As for my current study group, these guys are no joke! They have only accepted me for my written and spoken English skills in exchange for their information in recent hiring trend.

Gomushin Girl said...

Yeah, I will be totally honest and say that the biggest single leap in my Korean ability came with taking intensive classes that lasted four hours a day and expected a LOT of studying outside of class. It was a full-time job, essentially. I know it's pretty much impossible though for working people (which I try to explain to Koreans who insist on using me as an example of a "good" foreigner - I'm not a good foreigner, I'm a lucky foreigner who had the opportunity to take the time to study.)
College students can be flaky, but there's absolutely tons of them gathered in a central location, meaning you can usually find a replacement should it come to that.
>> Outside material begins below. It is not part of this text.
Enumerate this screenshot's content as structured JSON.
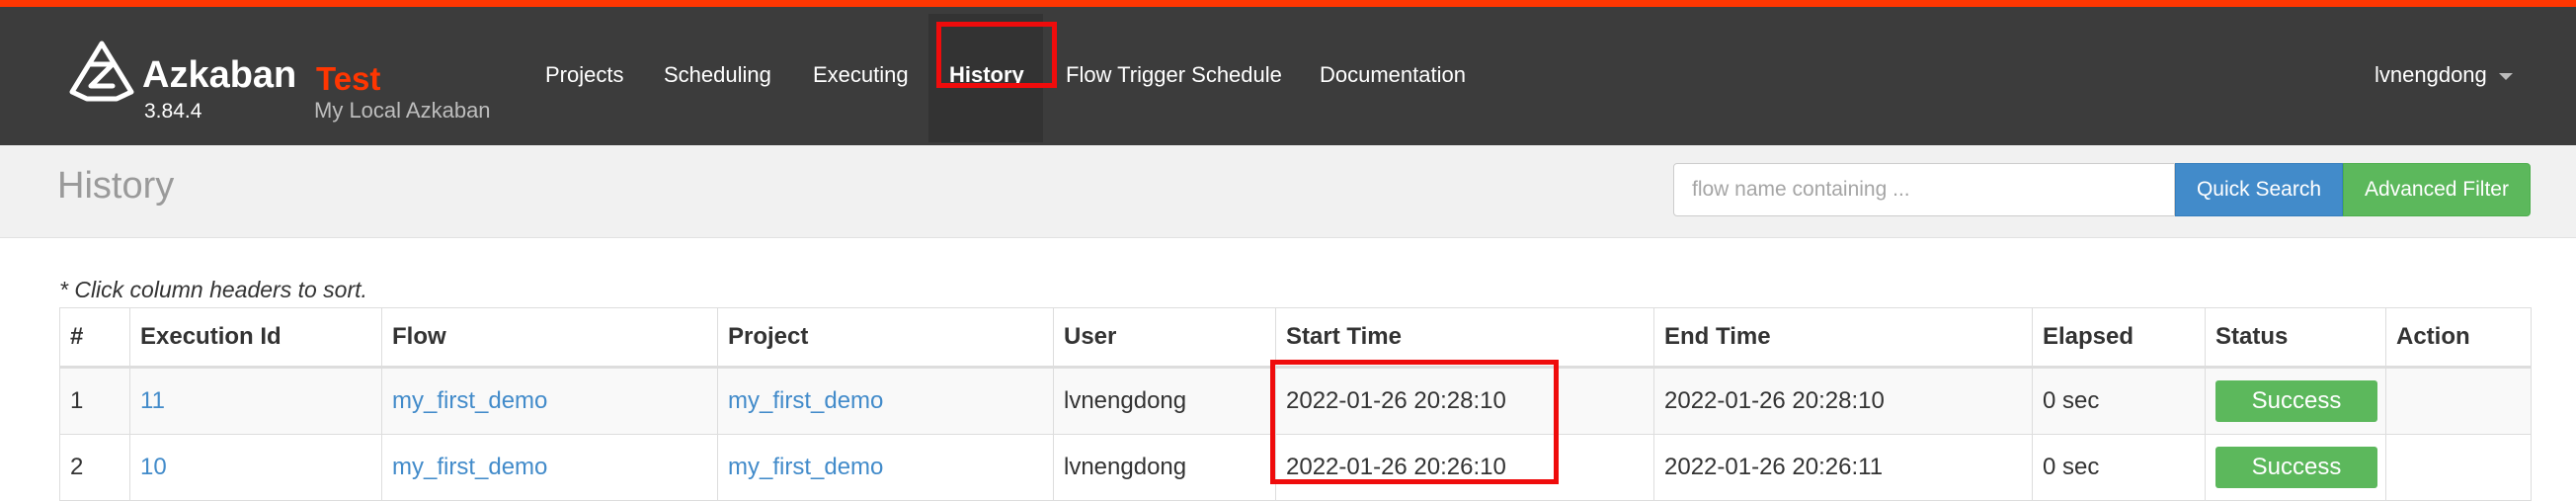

Sounds like this guy is pretty serious though. Good luck!

ダンちゃん said...

Hey there! Love your blog! I'm a semi-expat living in Japan myself. Hope I can get around to visiting Korea some time next year having made some Korean friends over here. Anyhow, I say semi-expat because I am a student and don't have a job/girlfriend stopping me from leaving within the next few years. ^^ Actually, just today I finished the second round of exams for entrance into post-grad at a university over here. The research field/dept I have aimed for (modern Japanese philosophy) requires that I am able to do everything in the language.
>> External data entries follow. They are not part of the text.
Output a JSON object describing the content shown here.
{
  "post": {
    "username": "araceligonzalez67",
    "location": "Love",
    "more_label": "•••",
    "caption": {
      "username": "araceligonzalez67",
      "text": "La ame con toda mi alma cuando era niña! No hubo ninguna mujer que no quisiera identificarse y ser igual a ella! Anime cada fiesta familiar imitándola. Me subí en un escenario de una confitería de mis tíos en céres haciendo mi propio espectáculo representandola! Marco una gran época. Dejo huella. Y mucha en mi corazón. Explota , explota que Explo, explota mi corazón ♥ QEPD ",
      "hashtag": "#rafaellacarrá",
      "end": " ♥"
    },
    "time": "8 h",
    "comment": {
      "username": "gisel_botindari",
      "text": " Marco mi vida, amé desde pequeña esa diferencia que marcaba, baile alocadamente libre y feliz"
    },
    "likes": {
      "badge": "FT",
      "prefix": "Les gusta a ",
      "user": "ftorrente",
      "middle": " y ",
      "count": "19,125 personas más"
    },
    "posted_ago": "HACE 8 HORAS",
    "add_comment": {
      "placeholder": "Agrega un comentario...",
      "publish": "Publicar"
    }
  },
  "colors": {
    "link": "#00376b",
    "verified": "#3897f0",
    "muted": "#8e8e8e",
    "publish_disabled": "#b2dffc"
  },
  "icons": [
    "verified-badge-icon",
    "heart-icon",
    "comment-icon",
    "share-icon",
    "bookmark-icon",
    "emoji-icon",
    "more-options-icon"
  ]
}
As I've kind of walked a similar route to the one you are considering (learning an East Asian language and using it to undertake post grad in country) I thought I might be presumptuous and give some advice. (I do it knowing I risk sounding like yet another white guy who is really pleased with himself for doing something minorities back in the English speaking world do to an even higher level with much less patting on the head, financial/moral support and bragging about later on to friends. )

I really struggled with Japanese for years, partially because of bad methods, partially because of inconsistency. You strike me as way more together with your shit than I was, but you still might find www.ajatt.com has some helpful stuff in it for you. Finding that site and enacting the immersion methodology recommended in it helped me go from pretty crappy to damn good (see, there I go bragging!) in a year or so while not even living in Japan (admittedly I was not too busy with work that year). I advice ignoring recent posts and going straight to the table of contents to see what the author has to say. You might find something there which is helpful for you. I can answer any questions if you send me a line.